# WORK TO BE COMPLETED
Which lines in the entries below contain the string "monitor"? Show each of them in full.

Start of RECORDS FOR THE EXERCISE

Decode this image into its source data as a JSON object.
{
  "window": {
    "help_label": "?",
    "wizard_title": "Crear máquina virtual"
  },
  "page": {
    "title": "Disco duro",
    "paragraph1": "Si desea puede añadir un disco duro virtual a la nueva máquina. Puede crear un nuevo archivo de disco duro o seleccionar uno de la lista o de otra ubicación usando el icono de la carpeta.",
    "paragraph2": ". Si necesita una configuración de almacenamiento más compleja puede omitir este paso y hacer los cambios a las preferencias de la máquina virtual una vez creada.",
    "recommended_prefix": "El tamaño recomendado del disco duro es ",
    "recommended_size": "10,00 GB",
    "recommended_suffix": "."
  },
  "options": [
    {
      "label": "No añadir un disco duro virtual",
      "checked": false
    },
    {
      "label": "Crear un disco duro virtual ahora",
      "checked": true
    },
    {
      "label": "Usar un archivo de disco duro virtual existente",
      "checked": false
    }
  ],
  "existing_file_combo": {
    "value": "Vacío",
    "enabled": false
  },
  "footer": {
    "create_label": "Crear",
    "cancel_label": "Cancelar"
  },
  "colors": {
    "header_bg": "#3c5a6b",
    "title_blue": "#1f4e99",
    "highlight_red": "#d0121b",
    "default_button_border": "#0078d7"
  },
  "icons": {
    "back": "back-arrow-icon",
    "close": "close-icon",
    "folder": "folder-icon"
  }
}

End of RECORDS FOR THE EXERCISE
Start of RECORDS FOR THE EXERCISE

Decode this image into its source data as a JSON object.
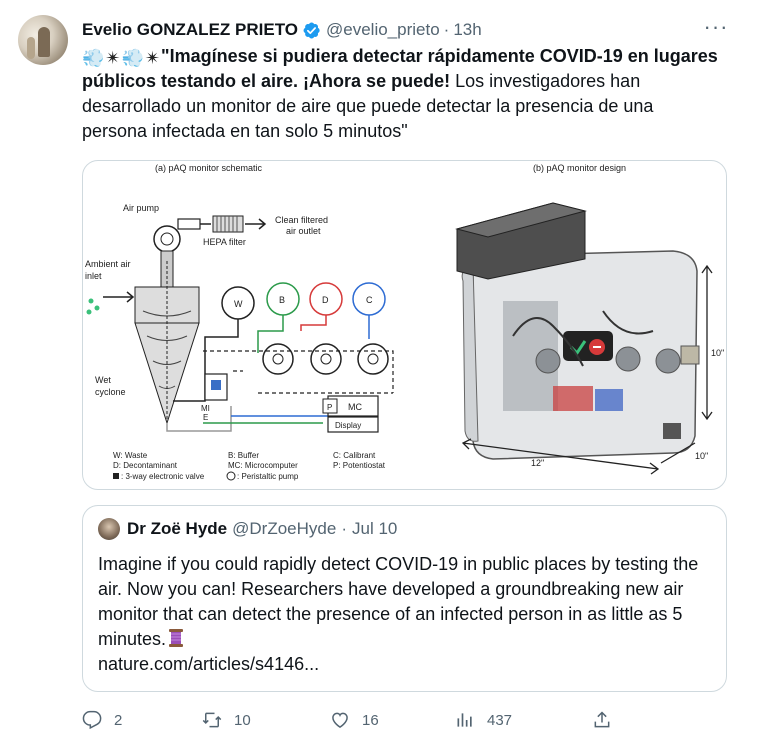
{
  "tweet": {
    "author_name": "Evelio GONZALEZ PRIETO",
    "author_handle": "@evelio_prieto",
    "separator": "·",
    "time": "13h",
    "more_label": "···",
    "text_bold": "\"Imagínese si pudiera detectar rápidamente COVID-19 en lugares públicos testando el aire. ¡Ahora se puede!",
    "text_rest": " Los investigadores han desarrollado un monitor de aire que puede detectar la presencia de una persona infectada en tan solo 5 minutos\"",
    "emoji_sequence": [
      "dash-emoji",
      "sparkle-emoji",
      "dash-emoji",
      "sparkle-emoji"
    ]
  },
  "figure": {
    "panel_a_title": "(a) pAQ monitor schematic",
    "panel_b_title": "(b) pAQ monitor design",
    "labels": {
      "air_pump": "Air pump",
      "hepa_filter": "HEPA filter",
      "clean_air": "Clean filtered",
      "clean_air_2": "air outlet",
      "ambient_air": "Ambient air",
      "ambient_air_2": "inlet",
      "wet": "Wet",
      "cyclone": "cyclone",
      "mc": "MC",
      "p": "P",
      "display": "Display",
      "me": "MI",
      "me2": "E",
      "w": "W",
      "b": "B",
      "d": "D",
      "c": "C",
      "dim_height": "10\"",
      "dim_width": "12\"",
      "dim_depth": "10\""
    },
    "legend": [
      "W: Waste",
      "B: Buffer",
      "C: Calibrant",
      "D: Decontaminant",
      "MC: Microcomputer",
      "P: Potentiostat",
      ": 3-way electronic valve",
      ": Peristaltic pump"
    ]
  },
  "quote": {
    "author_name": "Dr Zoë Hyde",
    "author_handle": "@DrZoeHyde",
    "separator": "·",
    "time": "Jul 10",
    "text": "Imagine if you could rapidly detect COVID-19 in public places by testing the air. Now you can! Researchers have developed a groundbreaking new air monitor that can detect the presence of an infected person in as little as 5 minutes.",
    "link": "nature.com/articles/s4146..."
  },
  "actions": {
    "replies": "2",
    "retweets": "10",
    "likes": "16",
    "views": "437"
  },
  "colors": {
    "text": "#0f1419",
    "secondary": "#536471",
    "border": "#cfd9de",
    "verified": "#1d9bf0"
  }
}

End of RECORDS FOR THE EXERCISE

# WRITTEN SOLUTION
    "text_rest": " Los investigadores han desarrollado un monitor de aire que puede detectar la presencia de una persona infectada en tan solo 5 minutos\"",
    "panel_a_title": "(a) pAQ monitor schematic",
    "panel_b_title": "(b) pAQ monitor design",
    "text": "Imagine if you could rapidly detect COVID-19 in public places by testing the air. Now you can! Researchers have developed a groundbreaking new air monitor that can detect the presence of an infected person in as little as 5 minutes.",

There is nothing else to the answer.